Africa: Addicted to debt

3 min
St├ęphane Colliac
St├ęphane Colliac Senior Economist for France and Africa
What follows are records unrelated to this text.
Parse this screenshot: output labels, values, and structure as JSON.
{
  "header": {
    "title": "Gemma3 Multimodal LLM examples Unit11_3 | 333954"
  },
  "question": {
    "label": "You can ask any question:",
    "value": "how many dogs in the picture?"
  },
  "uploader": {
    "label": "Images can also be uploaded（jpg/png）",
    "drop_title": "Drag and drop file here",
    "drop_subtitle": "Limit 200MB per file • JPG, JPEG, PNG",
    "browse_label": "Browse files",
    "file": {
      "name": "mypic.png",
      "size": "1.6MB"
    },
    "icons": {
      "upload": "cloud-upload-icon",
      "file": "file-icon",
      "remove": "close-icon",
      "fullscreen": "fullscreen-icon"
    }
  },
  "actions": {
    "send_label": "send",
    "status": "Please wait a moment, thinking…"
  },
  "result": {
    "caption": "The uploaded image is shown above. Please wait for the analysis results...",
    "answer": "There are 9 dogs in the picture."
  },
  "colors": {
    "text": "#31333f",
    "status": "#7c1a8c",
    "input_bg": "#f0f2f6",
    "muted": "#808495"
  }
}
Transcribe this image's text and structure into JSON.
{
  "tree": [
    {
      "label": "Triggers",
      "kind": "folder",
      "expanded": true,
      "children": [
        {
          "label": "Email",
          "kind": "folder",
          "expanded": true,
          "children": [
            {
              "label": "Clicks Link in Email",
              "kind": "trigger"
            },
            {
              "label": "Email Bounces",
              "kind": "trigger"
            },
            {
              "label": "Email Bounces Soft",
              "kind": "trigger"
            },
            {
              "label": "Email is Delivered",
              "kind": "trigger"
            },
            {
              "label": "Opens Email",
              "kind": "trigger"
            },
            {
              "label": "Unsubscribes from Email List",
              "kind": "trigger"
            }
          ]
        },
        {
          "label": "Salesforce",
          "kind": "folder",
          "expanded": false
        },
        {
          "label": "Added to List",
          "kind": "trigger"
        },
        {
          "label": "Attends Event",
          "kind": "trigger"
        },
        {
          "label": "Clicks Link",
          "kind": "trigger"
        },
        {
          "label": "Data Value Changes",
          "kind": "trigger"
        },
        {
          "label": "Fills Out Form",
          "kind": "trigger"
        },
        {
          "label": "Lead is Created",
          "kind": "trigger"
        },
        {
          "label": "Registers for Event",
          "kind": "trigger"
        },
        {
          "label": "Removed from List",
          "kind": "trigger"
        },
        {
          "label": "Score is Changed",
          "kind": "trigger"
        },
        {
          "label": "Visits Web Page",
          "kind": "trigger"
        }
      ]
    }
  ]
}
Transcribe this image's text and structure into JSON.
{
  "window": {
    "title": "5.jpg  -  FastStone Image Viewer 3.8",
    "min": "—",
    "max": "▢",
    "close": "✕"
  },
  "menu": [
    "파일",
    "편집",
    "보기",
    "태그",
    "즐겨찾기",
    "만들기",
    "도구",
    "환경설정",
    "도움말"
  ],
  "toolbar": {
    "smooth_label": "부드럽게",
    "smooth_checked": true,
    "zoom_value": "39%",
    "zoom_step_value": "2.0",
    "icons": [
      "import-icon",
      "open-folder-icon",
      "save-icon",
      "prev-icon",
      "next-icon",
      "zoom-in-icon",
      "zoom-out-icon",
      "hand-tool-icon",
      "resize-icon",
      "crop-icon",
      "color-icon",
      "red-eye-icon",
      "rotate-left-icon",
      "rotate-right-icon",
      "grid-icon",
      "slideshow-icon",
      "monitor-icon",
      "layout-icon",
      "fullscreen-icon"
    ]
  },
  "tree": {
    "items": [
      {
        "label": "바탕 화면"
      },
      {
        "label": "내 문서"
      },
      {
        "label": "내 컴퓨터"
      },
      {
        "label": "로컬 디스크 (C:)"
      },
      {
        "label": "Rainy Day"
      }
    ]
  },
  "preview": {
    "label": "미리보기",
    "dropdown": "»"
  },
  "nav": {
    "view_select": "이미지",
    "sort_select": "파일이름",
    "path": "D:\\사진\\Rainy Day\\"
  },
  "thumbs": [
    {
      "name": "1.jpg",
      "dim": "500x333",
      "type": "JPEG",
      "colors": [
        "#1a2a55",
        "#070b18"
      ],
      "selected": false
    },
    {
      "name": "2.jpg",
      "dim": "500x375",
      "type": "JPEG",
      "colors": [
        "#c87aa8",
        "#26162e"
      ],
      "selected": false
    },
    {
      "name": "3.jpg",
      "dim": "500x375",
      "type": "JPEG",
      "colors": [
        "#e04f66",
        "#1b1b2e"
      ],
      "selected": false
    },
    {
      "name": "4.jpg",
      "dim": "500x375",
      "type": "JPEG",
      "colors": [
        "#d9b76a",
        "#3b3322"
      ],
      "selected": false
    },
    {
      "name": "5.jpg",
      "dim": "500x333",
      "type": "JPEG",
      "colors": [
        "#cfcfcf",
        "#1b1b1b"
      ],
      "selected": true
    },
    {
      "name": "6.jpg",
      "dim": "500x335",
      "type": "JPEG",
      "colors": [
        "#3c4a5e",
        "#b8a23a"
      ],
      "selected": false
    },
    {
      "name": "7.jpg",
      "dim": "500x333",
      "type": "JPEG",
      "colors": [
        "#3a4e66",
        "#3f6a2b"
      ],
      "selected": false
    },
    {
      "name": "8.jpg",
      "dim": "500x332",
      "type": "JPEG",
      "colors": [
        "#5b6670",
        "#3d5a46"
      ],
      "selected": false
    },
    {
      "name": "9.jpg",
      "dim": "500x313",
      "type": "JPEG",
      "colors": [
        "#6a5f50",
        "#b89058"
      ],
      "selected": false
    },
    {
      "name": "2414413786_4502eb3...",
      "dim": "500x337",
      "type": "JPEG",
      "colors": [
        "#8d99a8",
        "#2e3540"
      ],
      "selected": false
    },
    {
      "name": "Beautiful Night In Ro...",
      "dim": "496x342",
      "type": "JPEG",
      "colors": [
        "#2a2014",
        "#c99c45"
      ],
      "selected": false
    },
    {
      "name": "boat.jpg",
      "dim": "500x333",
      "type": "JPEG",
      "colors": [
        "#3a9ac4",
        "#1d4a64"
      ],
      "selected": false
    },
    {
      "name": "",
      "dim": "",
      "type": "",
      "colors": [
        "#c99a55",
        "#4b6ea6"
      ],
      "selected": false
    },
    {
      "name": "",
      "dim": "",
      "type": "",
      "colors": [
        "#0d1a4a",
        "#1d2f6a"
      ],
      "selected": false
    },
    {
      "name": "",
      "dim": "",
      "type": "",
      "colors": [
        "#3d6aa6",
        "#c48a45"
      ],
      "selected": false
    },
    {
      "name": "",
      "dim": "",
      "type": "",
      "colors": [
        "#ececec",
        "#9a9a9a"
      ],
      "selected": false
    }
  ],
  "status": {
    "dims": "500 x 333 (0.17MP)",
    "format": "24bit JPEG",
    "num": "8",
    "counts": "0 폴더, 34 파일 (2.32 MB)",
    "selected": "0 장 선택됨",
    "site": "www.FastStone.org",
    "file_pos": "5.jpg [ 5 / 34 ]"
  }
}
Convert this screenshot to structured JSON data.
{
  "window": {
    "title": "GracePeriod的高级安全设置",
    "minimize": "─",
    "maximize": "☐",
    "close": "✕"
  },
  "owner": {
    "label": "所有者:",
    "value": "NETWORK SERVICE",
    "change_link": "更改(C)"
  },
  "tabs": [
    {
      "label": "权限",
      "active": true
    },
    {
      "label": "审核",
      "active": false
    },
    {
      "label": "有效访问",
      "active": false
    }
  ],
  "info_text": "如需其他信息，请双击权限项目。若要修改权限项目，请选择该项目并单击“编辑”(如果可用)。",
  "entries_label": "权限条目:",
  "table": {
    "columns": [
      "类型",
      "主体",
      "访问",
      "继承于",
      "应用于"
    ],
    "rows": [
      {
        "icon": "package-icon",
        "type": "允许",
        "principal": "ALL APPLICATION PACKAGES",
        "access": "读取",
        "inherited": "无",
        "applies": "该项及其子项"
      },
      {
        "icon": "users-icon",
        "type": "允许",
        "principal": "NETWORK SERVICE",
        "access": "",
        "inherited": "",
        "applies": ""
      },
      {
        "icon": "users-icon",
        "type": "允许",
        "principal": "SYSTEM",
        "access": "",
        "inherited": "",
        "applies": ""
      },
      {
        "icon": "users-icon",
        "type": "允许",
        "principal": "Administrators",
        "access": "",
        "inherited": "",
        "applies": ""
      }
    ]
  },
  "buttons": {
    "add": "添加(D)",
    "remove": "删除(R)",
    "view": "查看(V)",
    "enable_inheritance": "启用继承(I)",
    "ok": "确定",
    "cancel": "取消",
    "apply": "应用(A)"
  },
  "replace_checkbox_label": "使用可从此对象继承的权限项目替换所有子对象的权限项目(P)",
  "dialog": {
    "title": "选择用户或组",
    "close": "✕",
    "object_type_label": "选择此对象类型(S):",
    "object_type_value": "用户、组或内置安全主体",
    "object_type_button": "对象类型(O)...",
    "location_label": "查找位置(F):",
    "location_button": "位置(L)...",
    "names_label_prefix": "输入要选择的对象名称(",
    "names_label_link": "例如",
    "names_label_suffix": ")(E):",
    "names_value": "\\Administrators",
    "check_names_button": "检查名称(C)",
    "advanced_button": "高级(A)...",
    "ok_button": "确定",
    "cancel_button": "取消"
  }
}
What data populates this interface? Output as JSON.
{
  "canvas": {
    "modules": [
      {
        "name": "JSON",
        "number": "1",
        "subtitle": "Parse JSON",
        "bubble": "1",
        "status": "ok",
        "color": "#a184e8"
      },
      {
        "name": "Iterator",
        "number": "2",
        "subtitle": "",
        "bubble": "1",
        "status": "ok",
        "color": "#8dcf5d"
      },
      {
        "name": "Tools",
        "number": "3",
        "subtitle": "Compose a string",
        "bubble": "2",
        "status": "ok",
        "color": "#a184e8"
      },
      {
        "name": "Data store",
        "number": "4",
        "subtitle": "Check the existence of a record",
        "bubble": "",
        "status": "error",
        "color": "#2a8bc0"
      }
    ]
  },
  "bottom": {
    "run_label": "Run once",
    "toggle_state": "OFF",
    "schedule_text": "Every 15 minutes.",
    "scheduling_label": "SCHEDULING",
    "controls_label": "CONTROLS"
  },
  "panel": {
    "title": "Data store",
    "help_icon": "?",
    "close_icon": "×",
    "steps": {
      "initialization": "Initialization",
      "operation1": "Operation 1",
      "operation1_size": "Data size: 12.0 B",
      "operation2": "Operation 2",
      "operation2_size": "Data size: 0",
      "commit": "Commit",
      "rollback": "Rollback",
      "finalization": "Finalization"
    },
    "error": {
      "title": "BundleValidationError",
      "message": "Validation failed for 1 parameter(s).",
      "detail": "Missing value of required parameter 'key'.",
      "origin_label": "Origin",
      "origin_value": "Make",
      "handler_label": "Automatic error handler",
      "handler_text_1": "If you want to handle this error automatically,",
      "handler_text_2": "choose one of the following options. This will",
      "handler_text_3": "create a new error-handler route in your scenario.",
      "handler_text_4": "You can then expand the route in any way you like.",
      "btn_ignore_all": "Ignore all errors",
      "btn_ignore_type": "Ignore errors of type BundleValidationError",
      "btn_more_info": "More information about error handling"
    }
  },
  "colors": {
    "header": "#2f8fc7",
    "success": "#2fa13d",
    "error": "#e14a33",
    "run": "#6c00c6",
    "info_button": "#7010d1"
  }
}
Emerging and frontier markets are currently benefitting from a new wave of capital inflows, after having been exposed to a more negative environment in May and August when protectionist moves by U.S. President Trump took their toll on financial markets. Overall, global monetary conditions are now easing and a large amount of bonds is again returning negative yields in advanced economies. As in 2016, frontier markets are benefiting from risk appetite and are issuing more bonds. Angola, for example, added a USD3bn Eurobond to its already quite hefty debt level (around 100% of GDP) despite its speculative grade status (B- by S&P) and a freely falling currency. As previously seen in the case of Zambia, such Eurobond issuances can become too hard to cope with (the current yield is about 20%). Overall, however, debt appears more sustainable, for example in Morocco which issued a EUR1bn Eurobond. Yet, African governments should prioritize other forms of financing, for instance using their own fiscal resources to fund growing spending needs in a more sustainable way.